Bong-Oh Kwon


DOI bib
Integrated assessment of west coast of South Korea by use of benthic bacterial community structure as determined by eDNA, concentrations of contaminants, and in vitro bioassays
Aslan Hwanhwi Lee, Jung-Hyun Lee, Seongjin Hong, Bong-Oh Kwon, Yuwei Xie, John P. Giesy, Xiaowei Zhang, Jong Seong Khim
Environment International, Volume 137

During the past few decades, contamination of sediments by persistent toxic substances (PTSs) has been observed in estuarine and coastal areas on the west coast of South Korea. The contaminants are suspected to cause toxicities in aquatic biota, but little is known about their ecological effects, particularly on benthic microbial communities. In this study, an eDNA-based assessment was applied along with classic assessments of exposure, such as chemistry and in vitro bioassays, to evaluate condition of benthic bacterial communities subjected to PTSs. Two strategies were adopted for the study.

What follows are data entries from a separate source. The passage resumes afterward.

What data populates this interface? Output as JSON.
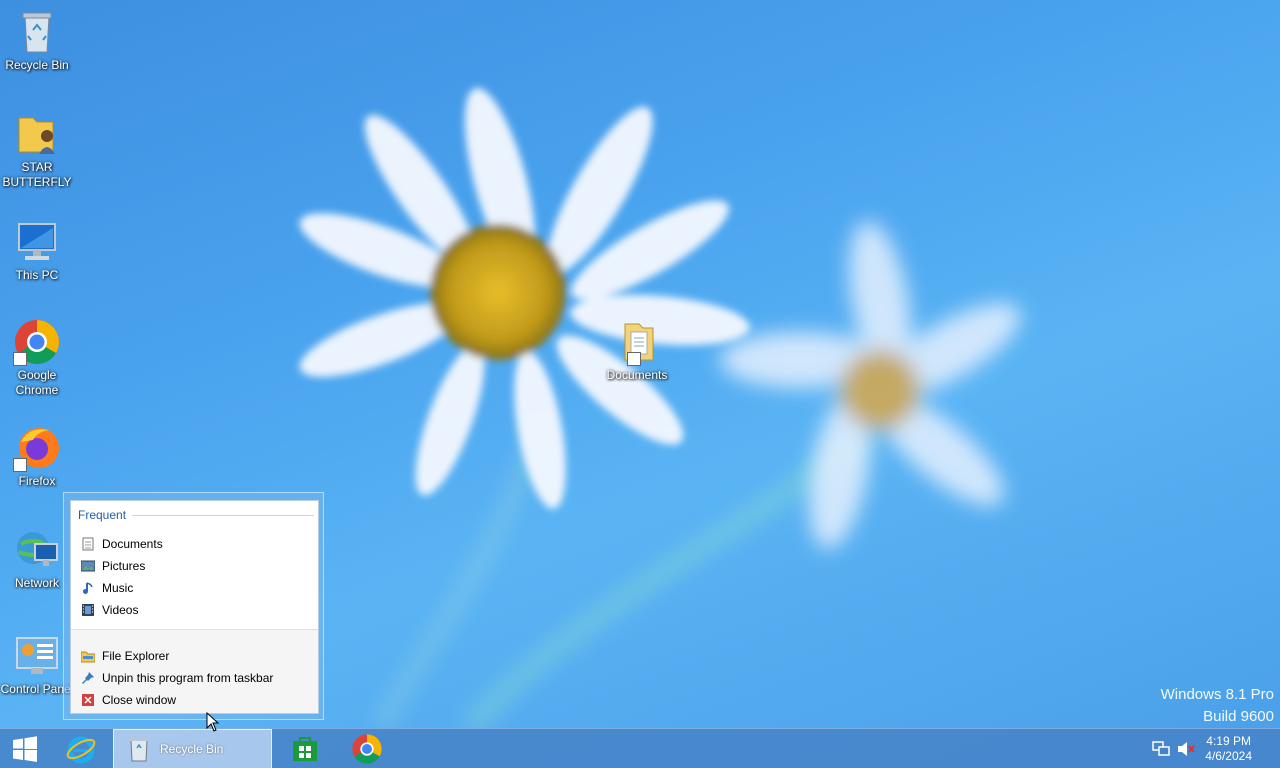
{
  "desktop": {
    "icons": [
      {
        "label": "Recycle Bin"
      },
      {
        "label": "STAR BUTTERFLY"
      },
      {
        "label": "This PC"
      },
      {
        "label": "Google Chrome"
      },
      {
        "label": "Firefox"
      },
      {
        "label": "Network"
      },
      {
        "label": "Control Panel"
      },
      {
        "label": "Documents"
      }
    ],
    "watermark": {
      "line1": "Windows 8.1 Pro",
      "line2": "Build 9600"
    }
  },
  "jumplist": {
    "header": "Frequent",
    "frequent": [
      {
        "label": "Documents",
        "icon": "document-icon"
      },
      {
        "label": "Pictures",
        "icon": "pictures-icon"
      },
      {
        "label": "Music",
        "icon": "music-icon"
      },
      {
        "label": "Videos",
        "icon": "videos-icon"
      }
    ],
    "tasks": [
      {
        "label": "File Explorer",
        "icon": "folder-icon"
      },
      {
        "label": "Unpin this program from taskbar",
        "icon": "pin-icon"
      },
      {
        "label": "Close window",
        "icon": "close-icon"
      }
    ]
  },
  "taskbar": {
    "active_label": "Recycle Bin",
    "clock_time": "4:19 PM",
    "clock_date": "4/6/2024"
  },
  "colors": {
    "accent": "#1f5fa8",
    "taskbar": "#4682c8",
    "desktop": "#4aa3ee"
  }
}
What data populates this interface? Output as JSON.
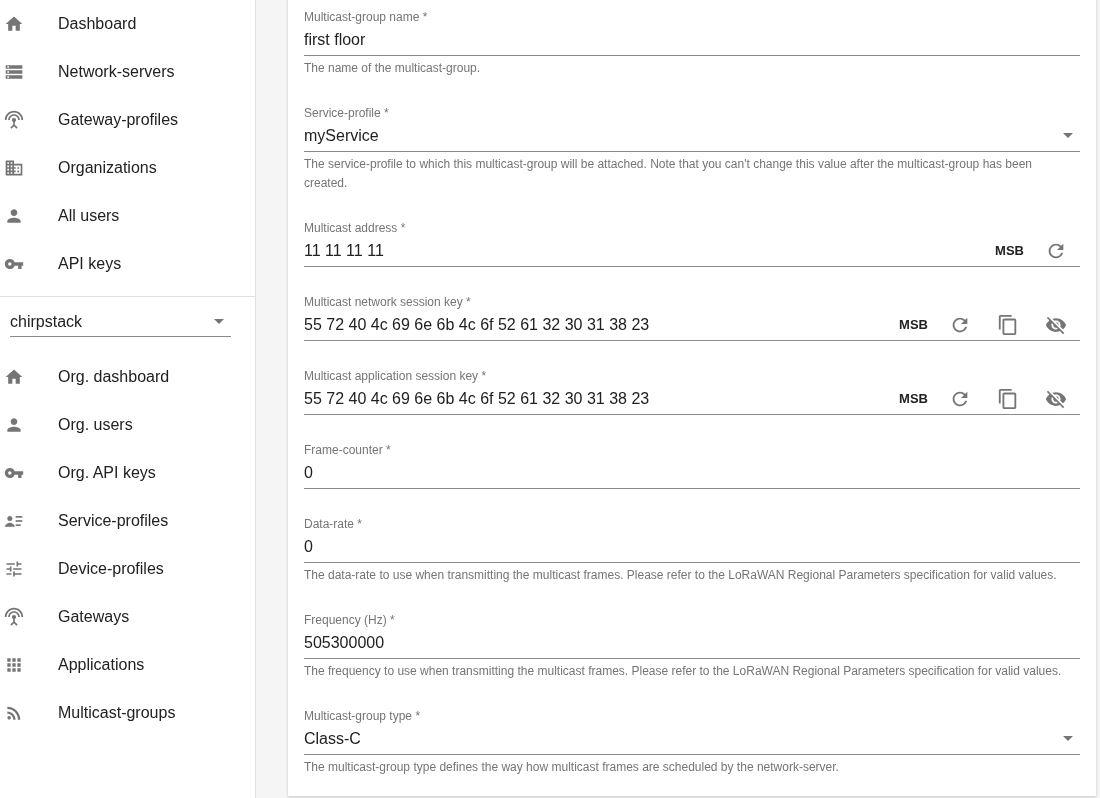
{
  "sidebar": {
    "admin_items": [
      {
        "label": "Dashboard"
      },
      {
        "label": "Network-servers"
      },
      {
        "label": "Gateway-profiles"
      },
      {
        "label": "Organizations"
      },
      {
        "label": "All users"
      },
      {
        "label": "API keys"
      }
    ],
    "organization_select": {
      "value": "chirpstack"
    },
    "org_items": [
      {
        "label": "Org. dashboard"
      },
      {
        "label": "Org. users"
      },
      {
        "label": "Org. API keys"
      },
      {
        "label": "Service-profiles"
      },
      {
        "label": "Device-profiles"
      },
      {
        "label": "Gateways"
      },
      {
        "label": "Applications"
      },
      {
        "label": "Multicast-groups"
      }
    ]
  },
  "form": {
    "fields": [
      {
        "kind": "text",
        "label": "Multicast-group name *",
        "value": "first floor",
        "helper": "The name of the multicast-group."
      },
      {
        "kind": "select",
        "label": "Service-profile *",
        "value": "myService",
        "helper": "The service-profile to which this multicast-group will be attached. Note that you can't change this value after the multicast-group has been created."
      },
      {
        "kind": "text",
        "label": "Multicast address *",
        "value": "11 11 11 11",
        "adornments": [
          {
            "kind": "text",
            "label": "MSB"
          },
          {
            "kind": "refresh"
          }
        ]
      },
      {
        "kind": "text",
        "label": "Multicast network session key *",
        "value": "55 72 40 4c 69 6e 6b 4c 6f 52 61 32 30 31 38 23",
        "adornments": [
          {
            "kind": "text",
            "label": "MSB"
          },
          {
            "kind": "refresh"
          },
          {
            "kind": "copy"
          },
          {
            "kind": "hide"
          }
        ]
      },
      {
        "kind": "text",
        "label": "Multicast application session key *",
        "value": "55 72 40 4c 69 6e 6b 4c 6f 52 61 32 30 31 38 23",
        "adornments": [
          {
            "kind": "text",
            "label": "MSB"
          },
          {
            "kind": "refresh"
          },
          {
            "kind": "copy"
          },
          {
            "kind": "hide"
          }
        ]
      },
      {
        "kind": "text",
        "label": "Frame-counter *",
        "value": "0"
      },
      {
        "kind": "text",
        "label": "Data-rate *",
        "value": "0",
        "helper": "The data-rate to use when transmitting the multicast frames. Please refer to the LoRaWAN Regional Parameters specification for valid values."
      },
      {
        "kind": "text",
        "label": "Frequency (Hz) *",
        "value": "505300000",
        "helper": "The frequency to use when transmitting the multicast frames. Please refer to the LoRaWAN Regional Parameters specification for valid values."
      },
      {
        "kind": "select",
        "label": "Multicast-group type *",
        "value": "Class-C",
        "helper": "The multicast-group type defines the way how multicast frames are scheduled by the network-server."
      }
    ]
  }
}
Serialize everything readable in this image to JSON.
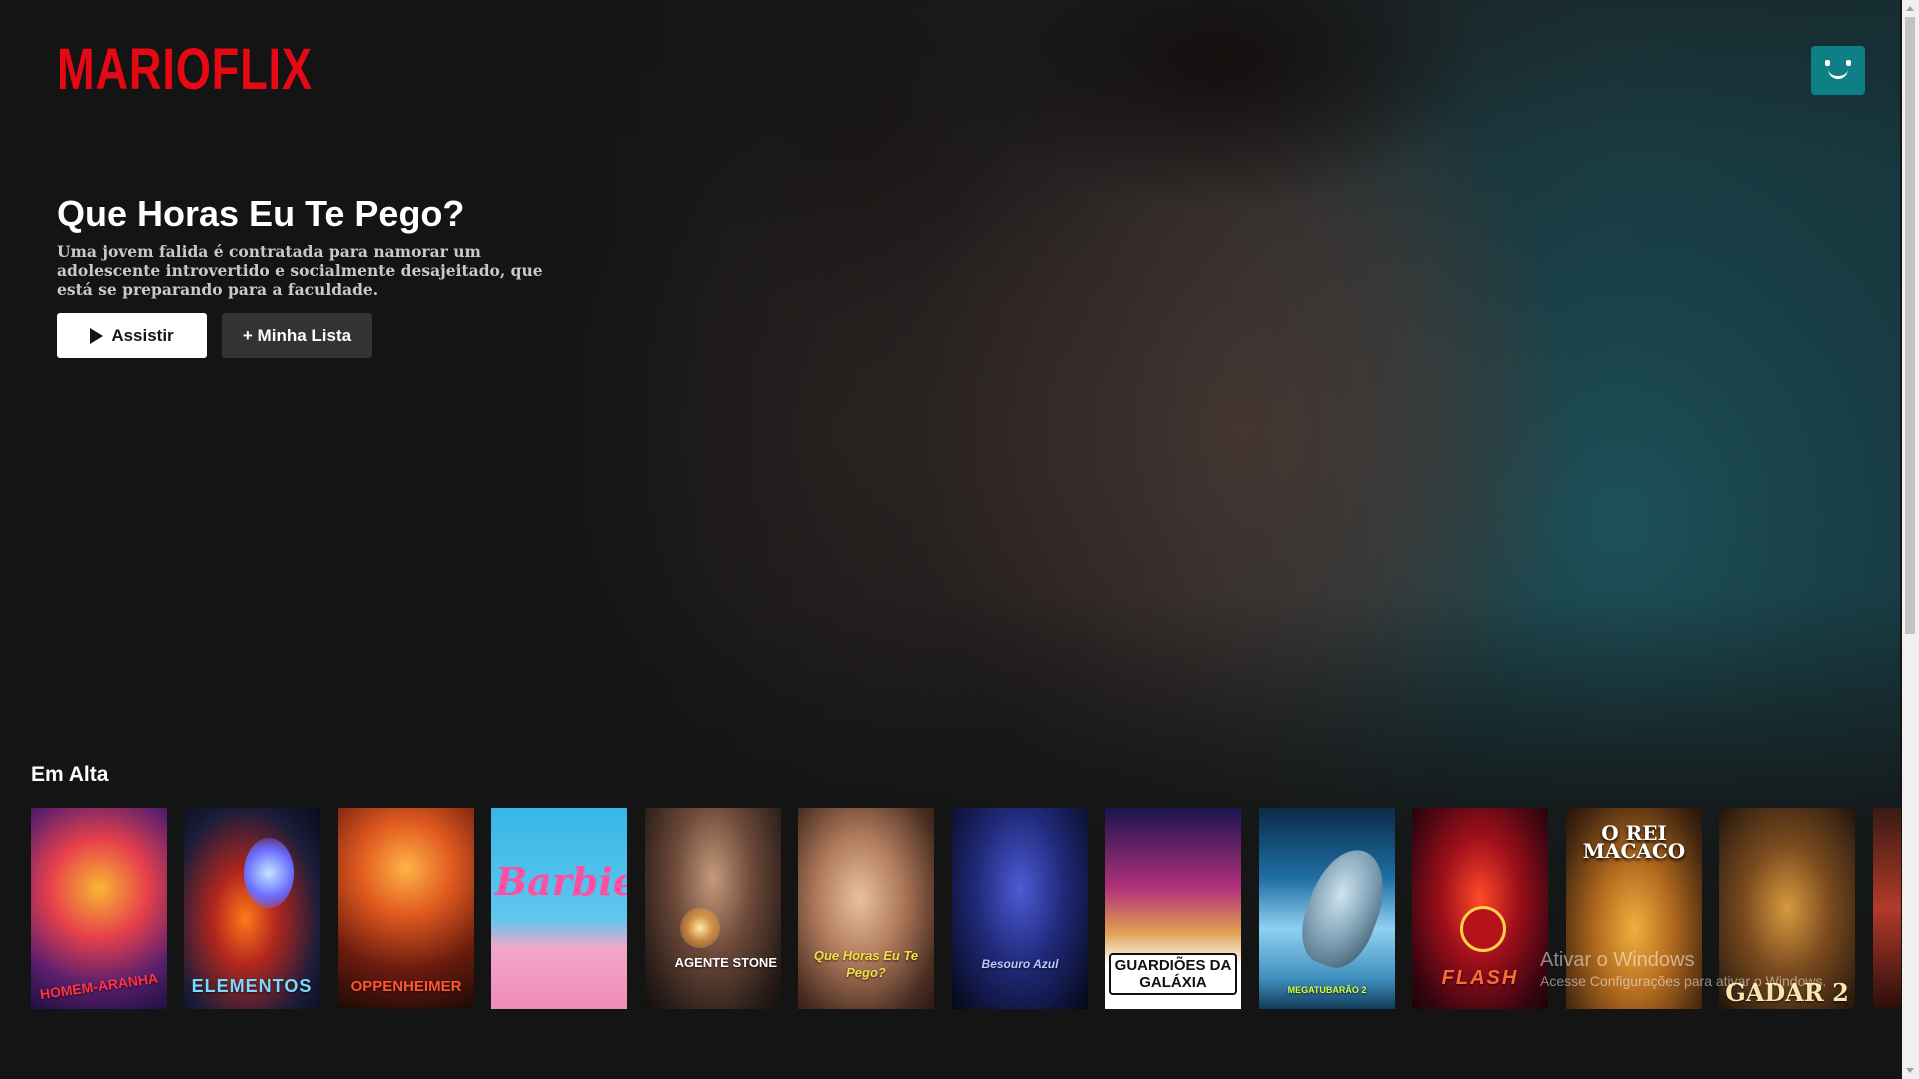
{
  "brand": {
    "logo_text": "MARIOFLIX",
    "accent_color": "#e50914"
  },
  "profile": {
    "avatar_icon": "smiley-face-icon",
    "avatar_color": "#0f7f86"
  },
  "featured": {
    "title": "Que Horas Eu Te Pego?",
    "description": "Uma jovem falida é contratada para namorar um adolescente introvertido e socialmente desajeitado, que está se preparando para a faculdade.",
    "play_label": "Assistir",
    "play_icon": "play-icon",
    "my_list_label": "+ Minha Lista"
  },
  "trending": {
    "title": "Em Alta",
    "posters": [
      {
        "caption": "HOMEM-ARANHA"
      },
      {
        "caption": "ELEMENTOS"
      },
      {
        "caption": "OPPENHEIMER"
      },
      {
        "caption": "Barbie"
      },
      {
        "caption": "AGENTE STONE"
      },
      {
        "caption": "Que Horas Eu Te Pego?"
      },
      {
        "caption": "Besouro Azul"
      },
      {
        "caption": "GUARDIÕES DA GALÁXIA"
      },
      {
        "caption": "MEGATUBARÃO 2"
      },
      {
        "caption": "FLASH"
      },
      {
        "caption": "O REI MACACO"
      },
      {
        "caption": "GADAR 2"
      },
      {
        "caption": ""
      }
    ]
  },
  "watermark": {
    "title": "Ativar o Windows",
    "subtitle": "Acesse Configurações para ativar o Windows."
  }
}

One was to conduct a comprehensive assessment in space (by comparing seawater and freshwater sites at five coastal regions) and in time (by following change over a 5-y period). Although we found that bacterial composition varied among and within years, some phyla, such as Proteobacteria (28.7%), Actinobacteria (13.1%), Firmicutes (12.7%), and Chloroflexi (12.5%) were consistently dominated across the study regions. Certain bacterial groups, such as Firmicutes and Verrucomicrobia have been linked to contamination at some sites in the study area and at specific points in time. Bacterial communities were not significantly correlated with salinity or AhR- and ER-mediated potencies, whereas concentrations of PAHs, APs, and certain metals (Cd and Hg) exhibited significant associations to the structure of bacterial communities at the phylum level. In fact, the relative abundance of microbes in the phylum Planctomycetes was significantly and negatively correlated with concentrations of PAHs and metals. Thus, the relative abundance of Planctomycetes could be used as an indicator of sedimentary contamination by PAHs and/or metals. Based on our correlation analyses, Cd and ER-mediated potencies were associated more with bacterial abundances at the class taxonomic level than were other PTSs and metals. Overall, the eDNA-based assessment was useful by augmenting more traditional measures of exposure and responses in a sediment triad approach and has potential as a more rapid screening tool.